Immunisation is a way of protecting against serious diseases. Once we have been immunised our bodies are able to fight those diseases more effectively if we come into contact with them.

Why does your baby need immunisation?

Our bodies have a natural defence system against disease. This is called immune system. The immune system produces substances called antibodies which usually fight off infection and prevent disease. However, there are some diseases which damage the health, therefore, immunisations are given to strengthen the child’s immune system to fight with those diseases if they come into contact with them.

When should my baby be immunised?

Kids are immunised as soon as they are born. The immunisation schedule as suggested by Indian Academy of Paediatrics can be seen by clicking here: Immunization Schedule

How does immunisation work?

Vaccines contain a small part of the bacterium or virus that causes a disease or tiny amount of chemicals that the bacterium produces. Vaccines work by causing the body’s immune system to make antibodies. If your child comes into contact with the infection, the antibodies will recognise it and be ready to protect him/her. Only because of vaccines many diseases have been eradicated from many parts of the world such as small pox and polio.

How do we know that vaccines are safe?

Before a vaccine is licensed, its safety and effectiveness have to be thoroughly tested. After they have been licensed, the safety of vaccines continues to be monitored. Any rare side effects can then be assessed further. Research from around the world shows that immunisation is the safest way to protect your child’s health.

How will my baby feel afterwards?

Some babies will have side effects such as redness or swelling where they have received vaccination, they may feel irritable, unwell or have fever. These can be taken care of by giving adequate pain and fever medications.

Are some babies allergic to vaccines?

Very rarely, children can have an allergic reaction soon after immunisation. There may be rash or itching affecting a part or all of body. Therefore, children should be observed after vaccination and in case it develops, doctor will be able to take care.

Why does my baby need more than 1 dose of vaccine?

Some immunisations have to be given more than once to build up your child’s immunity. For example, DTaP/HiB/IPV has to be given 3 times to provide full protection in babies. Booster doses are then given to top up the immunity later on in life to maintain long term protection. Is my child at equal risk even if I give him healthy food and good quality of living? Some vaccine preventable diseases spread via respiratory route like Measles, Pertussis and their attack rates are not affected by living standards or standards of sanitation which is close to 100%. Polio is caused by a virus which spreads easily where good sanitary practises don’t prevail yet there have been outbreaks in countries like Netherland, Finland and Israel where there isn’t any issue related to sanitation.

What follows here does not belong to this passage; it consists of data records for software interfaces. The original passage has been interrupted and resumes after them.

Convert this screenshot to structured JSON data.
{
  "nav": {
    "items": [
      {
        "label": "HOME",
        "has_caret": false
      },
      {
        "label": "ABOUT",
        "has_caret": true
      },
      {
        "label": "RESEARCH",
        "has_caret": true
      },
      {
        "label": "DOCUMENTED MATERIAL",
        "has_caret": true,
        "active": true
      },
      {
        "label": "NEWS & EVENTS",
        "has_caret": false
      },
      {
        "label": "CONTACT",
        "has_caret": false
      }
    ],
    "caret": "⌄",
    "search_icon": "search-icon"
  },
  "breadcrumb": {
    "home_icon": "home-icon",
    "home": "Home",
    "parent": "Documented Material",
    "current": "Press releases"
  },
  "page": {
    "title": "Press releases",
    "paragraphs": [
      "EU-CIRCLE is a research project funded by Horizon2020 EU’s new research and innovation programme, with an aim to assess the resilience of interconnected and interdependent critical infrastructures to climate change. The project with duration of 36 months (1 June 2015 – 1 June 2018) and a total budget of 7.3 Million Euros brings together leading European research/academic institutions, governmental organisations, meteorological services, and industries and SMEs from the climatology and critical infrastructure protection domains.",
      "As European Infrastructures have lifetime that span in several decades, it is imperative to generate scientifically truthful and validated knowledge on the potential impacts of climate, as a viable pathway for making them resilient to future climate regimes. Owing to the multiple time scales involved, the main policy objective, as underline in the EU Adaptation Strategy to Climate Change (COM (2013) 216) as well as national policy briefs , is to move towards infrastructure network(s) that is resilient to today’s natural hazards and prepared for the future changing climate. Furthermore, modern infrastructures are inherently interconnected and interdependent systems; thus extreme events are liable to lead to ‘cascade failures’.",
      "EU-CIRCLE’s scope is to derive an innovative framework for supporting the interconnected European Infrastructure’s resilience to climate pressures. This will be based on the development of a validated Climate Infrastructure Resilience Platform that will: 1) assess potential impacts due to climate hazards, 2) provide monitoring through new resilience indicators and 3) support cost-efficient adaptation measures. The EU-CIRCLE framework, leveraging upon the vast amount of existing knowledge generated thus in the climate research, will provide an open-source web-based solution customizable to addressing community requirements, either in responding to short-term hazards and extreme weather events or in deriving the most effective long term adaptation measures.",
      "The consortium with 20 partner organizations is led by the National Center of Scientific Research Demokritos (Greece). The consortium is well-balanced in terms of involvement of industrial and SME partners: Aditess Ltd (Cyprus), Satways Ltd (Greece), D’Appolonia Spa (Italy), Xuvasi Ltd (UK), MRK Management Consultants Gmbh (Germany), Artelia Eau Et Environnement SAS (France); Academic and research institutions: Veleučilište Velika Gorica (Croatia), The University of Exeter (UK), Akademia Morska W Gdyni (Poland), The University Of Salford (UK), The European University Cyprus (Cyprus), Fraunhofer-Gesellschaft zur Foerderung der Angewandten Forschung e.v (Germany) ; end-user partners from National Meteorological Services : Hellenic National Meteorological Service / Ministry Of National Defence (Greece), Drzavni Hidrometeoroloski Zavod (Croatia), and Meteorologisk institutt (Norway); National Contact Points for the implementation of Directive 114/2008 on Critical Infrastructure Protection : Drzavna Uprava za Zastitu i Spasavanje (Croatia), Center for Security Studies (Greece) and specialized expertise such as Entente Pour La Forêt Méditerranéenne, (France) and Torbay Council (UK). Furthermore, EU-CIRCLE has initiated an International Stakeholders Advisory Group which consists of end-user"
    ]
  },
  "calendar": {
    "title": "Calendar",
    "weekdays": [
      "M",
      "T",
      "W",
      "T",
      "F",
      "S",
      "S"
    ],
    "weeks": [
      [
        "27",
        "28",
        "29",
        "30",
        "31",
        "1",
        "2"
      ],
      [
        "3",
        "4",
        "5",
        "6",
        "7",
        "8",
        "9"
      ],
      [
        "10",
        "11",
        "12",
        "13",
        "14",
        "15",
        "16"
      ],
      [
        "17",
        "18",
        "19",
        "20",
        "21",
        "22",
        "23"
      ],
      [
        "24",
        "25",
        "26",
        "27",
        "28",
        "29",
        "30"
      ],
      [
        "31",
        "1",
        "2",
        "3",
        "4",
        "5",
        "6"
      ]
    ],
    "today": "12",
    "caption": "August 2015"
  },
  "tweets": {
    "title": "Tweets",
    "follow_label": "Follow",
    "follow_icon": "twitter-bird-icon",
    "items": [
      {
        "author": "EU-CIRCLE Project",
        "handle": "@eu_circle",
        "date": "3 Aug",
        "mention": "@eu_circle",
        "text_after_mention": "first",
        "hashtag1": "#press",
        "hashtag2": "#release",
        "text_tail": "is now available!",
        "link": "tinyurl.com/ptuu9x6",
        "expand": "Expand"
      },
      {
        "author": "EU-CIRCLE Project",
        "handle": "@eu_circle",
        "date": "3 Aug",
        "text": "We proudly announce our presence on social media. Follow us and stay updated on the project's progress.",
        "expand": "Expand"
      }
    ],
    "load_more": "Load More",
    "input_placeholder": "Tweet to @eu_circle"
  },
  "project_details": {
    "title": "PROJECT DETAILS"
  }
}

What are the reasons of not giving a vaccination on a particular day?

If your child has fever which is moderate to high grade or the child is irritable, its better to withhold immunisation for that particular day. Mild cough, cold flu like illness, mild diarrhoea doesn’t become a reason for not giving a vaccination on that particular date.

Are vaccinations given only by injectable route?

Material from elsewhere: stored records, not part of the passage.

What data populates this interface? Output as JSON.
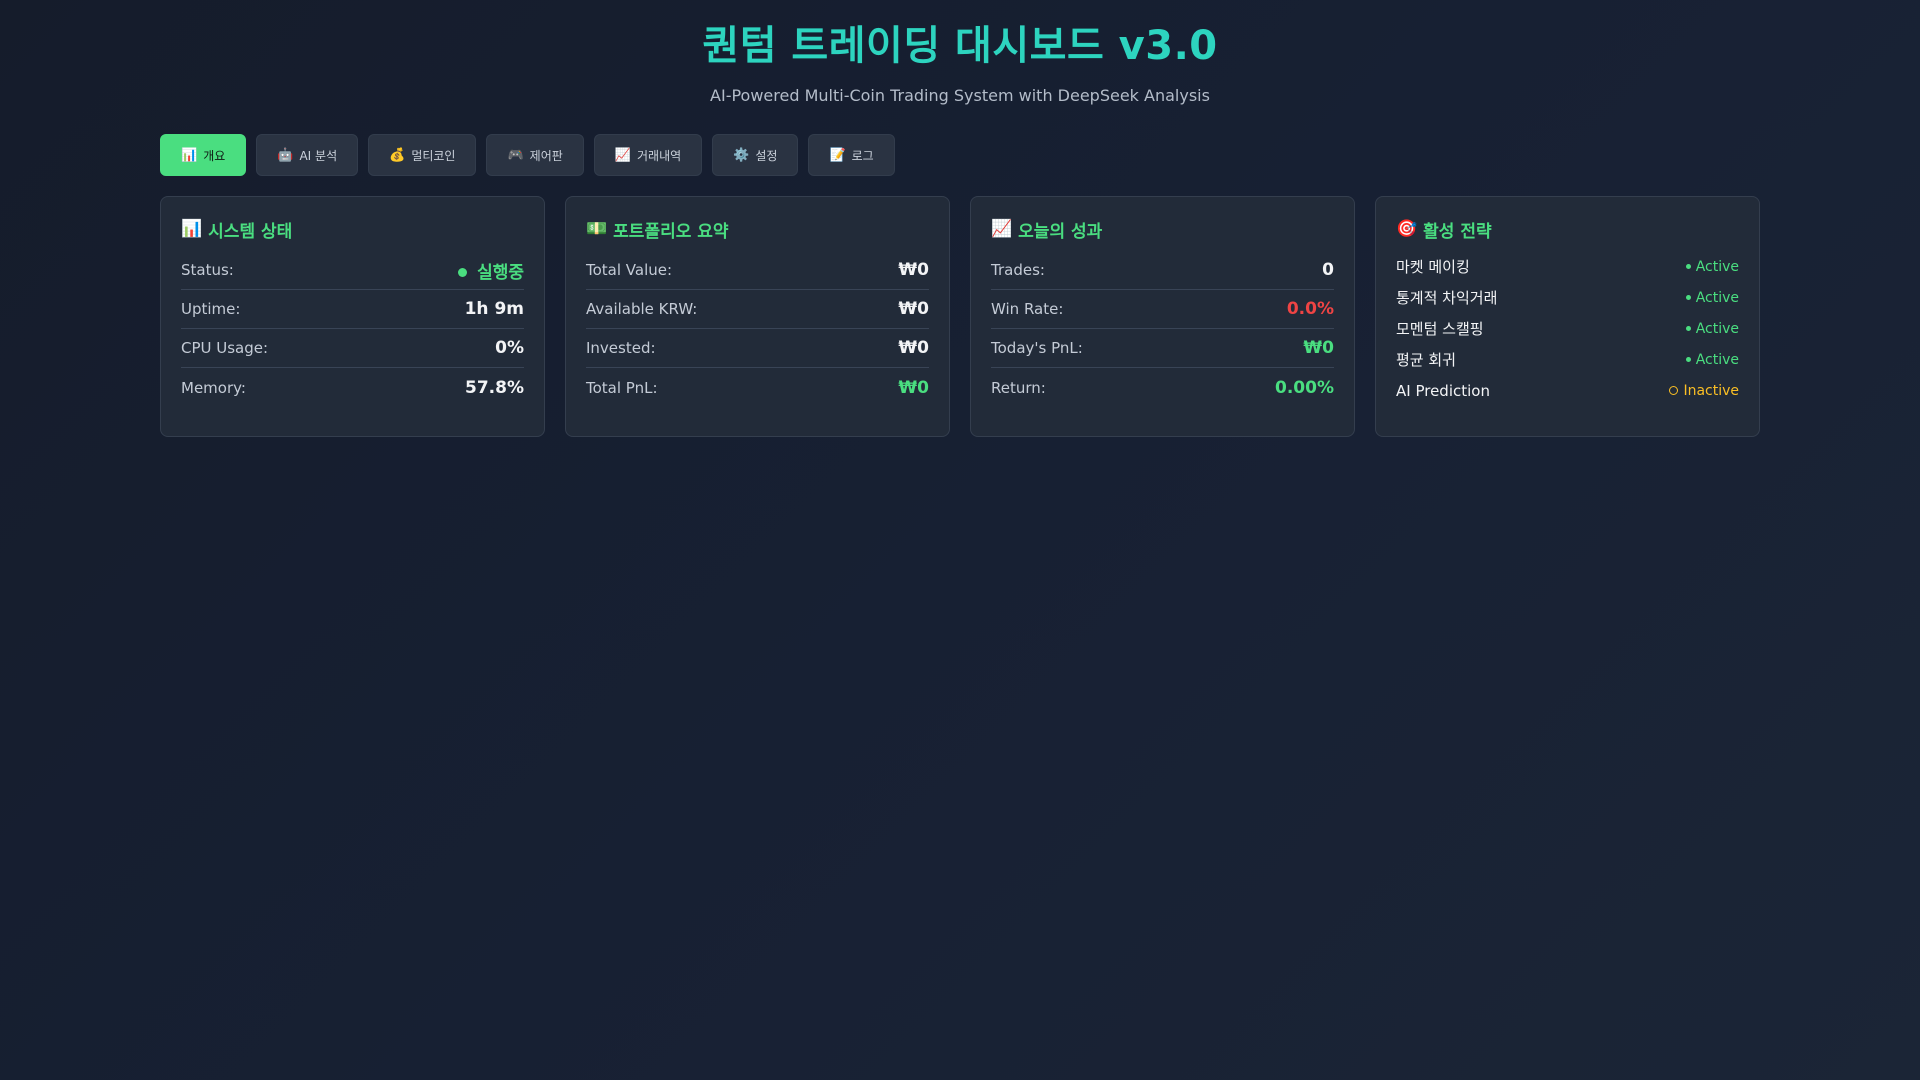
{
  "header": {
    "title": "퀀텀 트레이딩 대시보드 v3.0",
    "subtitle": "AI-Powered Multi-Coin Trading System with DeepSeek Analysis"
  },
  "tabs": [
    {
      "icon": "📊",
      "label": "개요",
      "active": true
    },
    {
      "icon": "🤖",
      "label": "AI 분석"
    },
    {
      "icon": "💰",
      "label": "멀티코인"
    },
    {
      "icon": "🎮",
      "label": "제어판"
    },
    {
      "icon": "📈",
      "label": "거래내역"
    },
    {
      "icon": "⚙️",
      "label": "설정"
    },
    {
      "icon": "📝",
      "label": "로그"
    }
  ],
  "system": {
    "icon": "📊",
    "title": "시스템 상태",
    "rows": [
      {
        "label": "Status:",
        "value": "실행중"
      },
      {
        "label": "Uptime:",
        "value": "1h 9m"
      },
      {
        "label": "CPU Usage:",
        "value": "0%"
      },
      {
        "label": "Memory:",
        "value": "57.8%"
      }
    ]
  },
  "portfolio": {
    "icon": "💵",
    "title": "포트폴리오 요약",
    "rows": [
      {
        "label": "Total Value:",
        "value": "₩0"
      },
      {
        "label": "Available KRW:",
        "value": "₩0"
      },
      {
        "label": "Invested:",
        "value": "₩0"
      },
      {
        "label": "Total PnL:",
        "value": "₩0"
      }
    ]
  },
  "performance": {
    "icon": "📈",
    "title": "오늘의 성과",
    "rows": [
      {
        "label": "Trades:",
        "value": "0"
      },
      {
        "label": "Win Rate:",
        "value": "0.0%"
      },
      {
        "label": "Today's PnL:",
        "value": "₩0"
      },
      {
        "label": "Return:",
        "value": "0.00%"
      }
    ]
  },
  "strategies": {
    "icon": "🎯",
    "title": "활성 전략",
    "items": [
      {
        "name": "마켓 메이킹",
        "state": "Active"
      },
      {
        "name": "통계적 차익거래",
        "state": "Active"
      },
      {
        "name": "모멘텀 스캘핑",
        "state": "Active"
      },
      {
        "name": "평균 회귀",
        "state": "Active"
      },
      {
        "name": "AI Prediction",
        "state": "Inactive"
      }
    ]
  },
  "colors": {
    "accent": "#4ade80",
    "title": "#2dd4bf",
    "negative": "#ef4444",
    "inactive": "#fbbf24",
    "background": "#172033",
    "card": "#222b39"
  }
}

No, there are few vaccines which are given orally, the example being Oral Polio, Rotarix and Oral typhoid.

What is your travel advisory as far as vaccines are concerned?

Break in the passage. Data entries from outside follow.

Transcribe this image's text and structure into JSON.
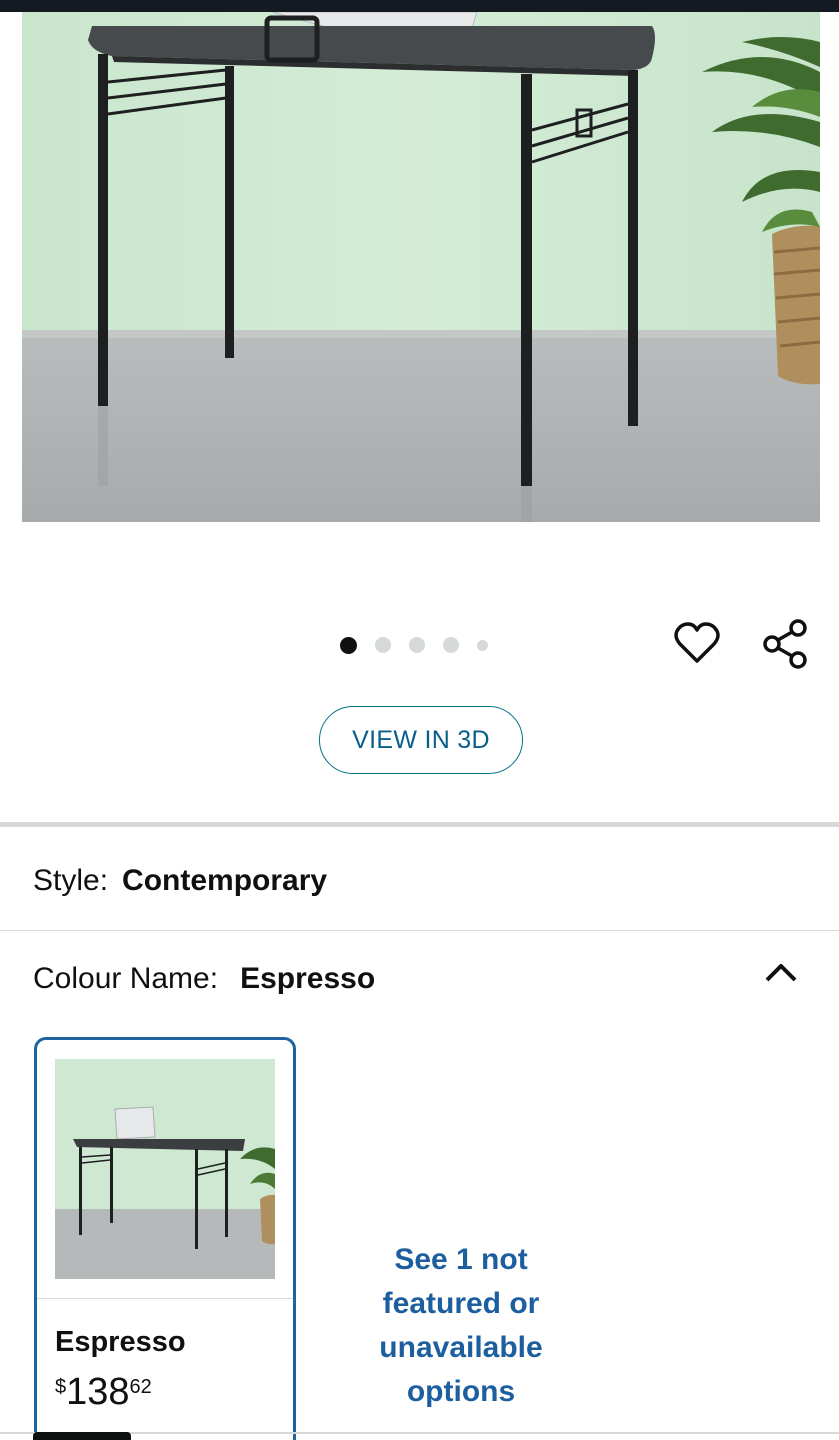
{
  "gallery": {
    "dot_count": 5,
    "active_index": 0
  },
  "actions": {
    "view_3d_label": "VIEW IN 3D"
  },
  "style": {
    "label": "Style:",
    "value": "Contemporary"
  },
  "colour": {
    "label": "Colour Name:",
    "value": "Espresso"
  },
  "swatch": {
    "name": "Espresso",
    "price_symbol": "$",
    "price_whole": "138",
    "price_fraction": "62"
  },
  "more_options": {
    "label": "See 1 not featured or unavailable options"
  },
  "colors": {
    "accent_blue": "#2162a1",
    "link_teal": "#007185",
    "top_bar": "#131a22"
  }
}
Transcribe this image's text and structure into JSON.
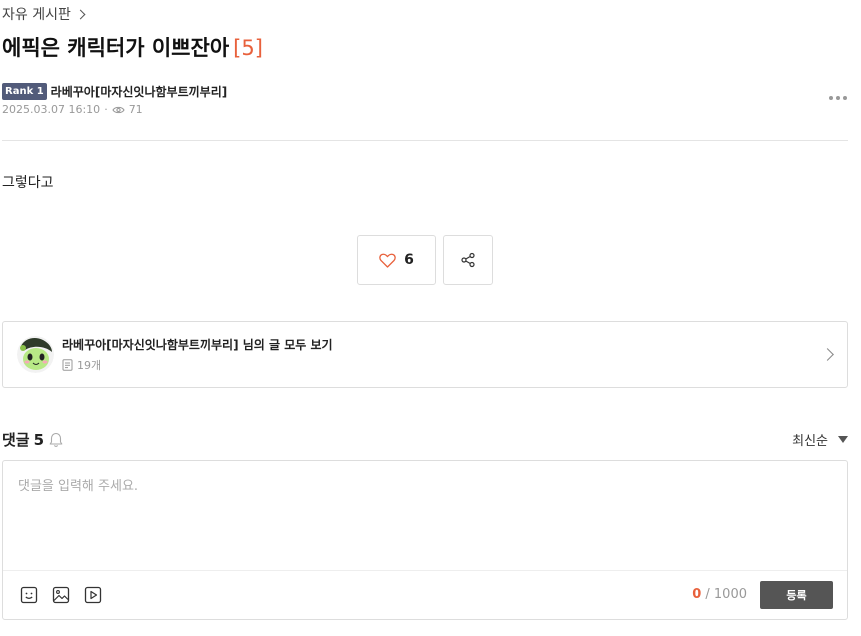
{
  "breadcrumb": {
    "label": "자유 게시판"
  },
  "post": {
    "title": "에픽은 캐릭터가 이쁘잔아",
    "comment_count_bracket": "[5]",
    "rank_badge": "Rank 1",
    "author": "라베꾸아[마자신잇나함부트끼부리]",
    "date": "2025.03.07 16:10",
    "separator": "·",
    "views": "71",
    "body": "그렇다고"
  },
  "actions": {
    "like_count": "6"
  },
  "author_card": {
    "title": "라베꾸아[마자신잇나함부트끼부리] 님의 글 모두 보기",
    "post_count": "19개"
  },
  "comments": {
    "label": "댓글",
    "count": "5",
    "sort_label": "최신순",
    "placeholder": "댓글을 입력해 주세요.",
    "char_current": "0",
    "char_max": "/ 1000",
    "submit_label": "등록"
  },
  "colors": {
    "accent": "#e8613c",
    "rank_badge_bg": "#525b7a",
    "submit_bg": "#555555"
  },
  "icons": [
    "chevron-right-icon",
    "eye-icon",
    "more-icon",
    "heart-icon",
    "share-icon",
    "document-icon",
    "bell-icon",
    "sort-caret-icon",
    "emoji-icon",
    "image-icon",
    "video-icon"
  ]
}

There are some diseases pertaining to particular country, therefore, if someone is visiting that country a set of vaccinations are recommended. If travelling to Africa, yellow fever vaccine is recommended, before going for Haj pilgrimage, Meningococcal vaccine is recommended.